Originally posted on 9/13/2016
Here at The Hickman, we kickstart our daily stand-up meetings with a moment of reflection and gratitude. The topics that our team members choose to discuss during this time can vary greatly – from appreciating a colleague’s support to celebrating the successful completion of a work project, relishing a delightful weekend event, or receiving positive news about a medical test. The Hickman has no predefined rules about what one can express gratitude for. Our simple yet sincere effort is to nurture a culture of gratitude within ourselves and as a cohesive work team.
It’s important to acknowledge that expressing gratitude isn’t always effortless for us. Some days, our moments of reflection are accompanied by more silence than spoken words. In those times, we remind each other that there is always something to be thankful for. We persist in this practice because gratitude contributes to our overall well-being.

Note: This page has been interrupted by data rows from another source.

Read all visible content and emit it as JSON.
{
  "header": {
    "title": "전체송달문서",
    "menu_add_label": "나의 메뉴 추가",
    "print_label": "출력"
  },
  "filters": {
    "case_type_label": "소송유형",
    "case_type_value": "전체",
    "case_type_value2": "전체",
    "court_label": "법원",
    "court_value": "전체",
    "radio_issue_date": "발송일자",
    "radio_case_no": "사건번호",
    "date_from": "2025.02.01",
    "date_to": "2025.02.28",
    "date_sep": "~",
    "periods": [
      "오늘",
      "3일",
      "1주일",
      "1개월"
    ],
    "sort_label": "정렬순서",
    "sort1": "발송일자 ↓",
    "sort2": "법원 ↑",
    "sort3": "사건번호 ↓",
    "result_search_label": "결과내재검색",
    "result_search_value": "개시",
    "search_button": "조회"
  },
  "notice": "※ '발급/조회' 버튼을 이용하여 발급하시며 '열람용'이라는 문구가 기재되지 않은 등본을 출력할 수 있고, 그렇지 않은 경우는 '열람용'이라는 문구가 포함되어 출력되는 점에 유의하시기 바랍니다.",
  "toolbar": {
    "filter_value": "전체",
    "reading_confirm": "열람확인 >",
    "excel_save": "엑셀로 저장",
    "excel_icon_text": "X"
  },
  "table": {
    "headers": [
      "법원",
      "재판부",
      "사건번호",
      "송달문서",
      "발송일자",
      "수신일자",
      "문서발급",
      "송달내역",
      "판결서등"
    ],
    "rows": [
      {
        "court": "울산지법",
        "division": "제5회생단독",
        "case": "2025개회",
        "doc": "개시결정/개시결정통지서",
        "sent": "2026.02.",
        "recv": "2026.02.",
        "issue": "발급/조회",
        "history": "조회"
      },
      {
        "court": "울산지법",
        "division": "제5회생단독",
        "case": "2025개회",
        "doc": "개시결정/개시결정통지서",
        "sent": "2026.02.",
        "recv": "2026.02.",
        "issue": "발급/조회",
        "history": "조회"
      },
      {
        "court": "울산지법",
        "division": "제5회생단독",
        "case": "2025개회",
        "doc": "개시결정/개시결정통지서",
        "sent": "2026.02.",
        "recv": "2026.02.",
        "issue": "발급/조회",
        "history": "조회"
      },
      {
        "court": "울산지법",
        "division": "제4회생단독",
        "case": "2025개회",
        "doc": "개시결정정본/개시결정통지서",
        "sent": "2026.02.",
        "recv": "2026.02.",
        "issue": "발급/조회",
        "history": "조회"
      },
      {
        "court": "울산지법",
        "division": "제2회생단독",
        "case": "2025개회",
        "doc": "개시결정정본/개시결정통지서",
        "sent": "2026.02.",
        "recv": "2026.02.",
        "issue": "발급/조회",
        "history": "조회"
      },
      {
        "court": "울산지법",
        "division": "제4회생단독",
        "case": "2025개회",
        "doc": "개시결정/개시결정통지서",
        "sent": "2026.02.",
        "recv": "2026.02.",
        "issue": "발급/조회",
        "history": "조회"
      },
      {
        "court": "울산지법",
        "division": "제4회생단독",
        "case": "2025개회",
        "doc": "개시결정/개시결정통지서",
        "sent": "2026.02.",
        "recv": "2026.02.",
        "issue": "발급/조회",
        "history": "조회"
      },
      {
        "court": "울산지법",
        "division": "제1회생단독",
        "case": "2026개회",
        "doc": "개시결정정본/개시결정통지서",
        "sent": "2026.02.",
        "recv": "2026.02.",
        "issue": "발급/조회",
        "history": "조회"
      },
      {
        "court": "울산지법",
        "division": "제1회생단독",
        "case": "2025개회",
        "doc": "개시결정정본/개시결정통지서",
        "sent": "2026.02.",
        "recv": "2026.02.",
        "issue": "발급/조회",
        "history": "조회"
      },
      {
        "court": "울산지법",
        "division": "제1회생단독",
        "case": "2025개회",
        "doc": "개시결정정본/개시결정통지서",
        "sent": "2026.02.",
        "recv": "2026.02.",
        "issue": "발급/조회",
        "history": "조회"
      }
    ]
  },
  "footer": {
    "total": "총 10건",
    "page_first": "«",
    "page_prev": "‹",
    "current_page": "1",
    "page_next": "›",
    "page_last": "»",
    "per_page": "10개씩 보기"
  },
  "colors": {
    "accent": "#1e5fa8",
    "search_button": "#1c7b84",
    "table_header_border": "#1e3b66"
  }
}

And we have scientific evidence to support this belief.
Although Positive Psychology, as a contemporary field of study, has recently delved deeper into the research on gratitude, the concept that gratitude plays a pivotal role in health and well-being has been recognized throughout history. Scholars and spiritual leaders across ages have extolled the manifold benefits of gratitude and encouraged its adoption as a virtue.
Today, an expanding body of research underscores the positive impacts of gratitude. For instance, expressing gratitude is linked to cultivating stronger and more harmonious relationships. Whether in committed partnerships or professional settings, conveying gratitude toward others fosters positive feelings and a greater commitment to nurturing those relationships.
Furthermore, grateful individuals tend to be more optimistic. Optimism, a trait proven to enhance the immune system, is also associated with better health outcomes in individuals who undergo surgery.
The practice of gratitude is also associated with better stress management. Stress, when inadequately managed, can have detrimental health consequences, including heart disease and cancer. Scientific evidence suggests that gratitude significantly aids in coping with everyday challenges, thereby reducing the burden of stress, whether it is consciously or subconsciously carried.
Research has also shown a correlation between an individual’s level of gratitude and their engagement in positive health behaviors. These behaviors, such as regular exercise, a healthy diet, and proactive healthcare, contribute to better overall health.
In today’s society, marked by sarcasm and cynicism, cultivating gratitude and optimism may require a deliberate effort. The good news is that we can deepen these qualities within ourselves. Here are some proven strategies to do just that:
- Maintain a gratitude journal: Regularly jot down the things you are thankful for in life, no matter how small. Review and add to this list as you go along.
- Practice positive self-talk: Replace negative thoughts with more positive and uplifting ones.
- Embrace intentional optimism: Even in challenging situations, actively seek opportunities for growth and unexpected benefits.
- Write thank-you notes: Express appreciation to someone, whether for a specific favor or simply for their friendship.
Robert Emmons, a leading expert on gratitude, conducted research showing that those who kept a gratitude journal at least once a week experienced fewer physical health issues, reported greater life satisfaction, and held a more optimistic outlook for the future.
In the article, Benefits of Gratitude: 31 Powerful Reasons to be More Grateful, the benefits span across several dimensions of well-being: emotional, social, personality/spirituality, health, and career. Ultimately, the most significant benefit is happiness. A deeper sense of gratitude leads to greater happiness and well-being, a powerful message that transcends age and extends a warm invitation to us all.